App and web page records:
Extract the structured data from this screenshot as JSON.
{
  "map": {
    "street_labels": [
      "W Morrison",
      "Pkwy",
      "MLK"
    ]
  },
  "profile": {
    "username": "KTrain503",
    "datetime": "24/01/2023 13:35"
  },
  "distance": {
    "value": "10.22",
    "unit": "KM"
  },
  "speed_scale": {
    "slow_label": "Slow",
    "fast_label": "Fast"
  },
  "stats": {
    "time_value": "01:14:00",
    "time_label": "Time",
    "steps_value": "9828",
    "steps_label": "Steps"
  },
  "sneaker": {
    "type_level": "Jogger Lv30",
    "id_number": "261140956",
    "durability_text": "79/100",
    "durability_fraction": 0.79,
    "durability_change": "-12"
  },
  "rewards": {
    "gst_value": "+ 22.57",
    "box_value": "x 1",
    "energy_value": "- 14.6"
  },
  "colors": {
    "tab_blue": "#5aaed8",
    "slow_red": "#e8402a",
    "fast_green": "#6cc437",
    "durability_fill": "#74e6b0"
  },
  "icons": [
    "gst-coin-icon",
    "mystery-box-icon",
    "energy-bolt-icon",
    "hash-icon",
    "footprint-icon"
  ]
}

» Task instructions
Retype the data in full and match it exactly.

» Task solution
Extract the structured data from this screenshot as JSON.
{
  "map": {
    "street_labels": [
      "W Morrison",
      "Pkwy",
      "MLK"
    ]
  },
  "profile": {
    "username": "KTrain503",
    "datetime": "24/01/2023 13:35"
  },
  "distance": {
    "value": "10.22",
    "unit": "KM"
  },
  "speed_scale": {
    "slow_label": "Slow",
    "fast_label": "Fast"
  },
  "stats": {
    "time_value": "01:14:00",
    "time_label": "Time",
    "steps_value": "9828",
    "steps_label": "Steps"
  },
  "sneaker": {
    "type_level": "Jogger Lv30",
    "id_number": "261140956",
    "durability_text": "79/100",
    "durability_fraction": 0.79,
    "durability_change": "-12"
  },
  "rewards": {
    "gst_value": "+ 22.57",
    "box_value": "x 1",
    "energy_value": "- 14.6"
  },
  "colors": {
    "tab_blue": "#5aaed8",
    "slow_red": "#e8402a",
    "fast_green": "#6cc437",
    "durability_fill": "#74e6b0"
  },
  "icons": [
    "gst-coin-icon",
    "mystery-box-icon",
    "energy-bolt-icon",
    "hash-icon",
    "footprint-icon"
  ]
}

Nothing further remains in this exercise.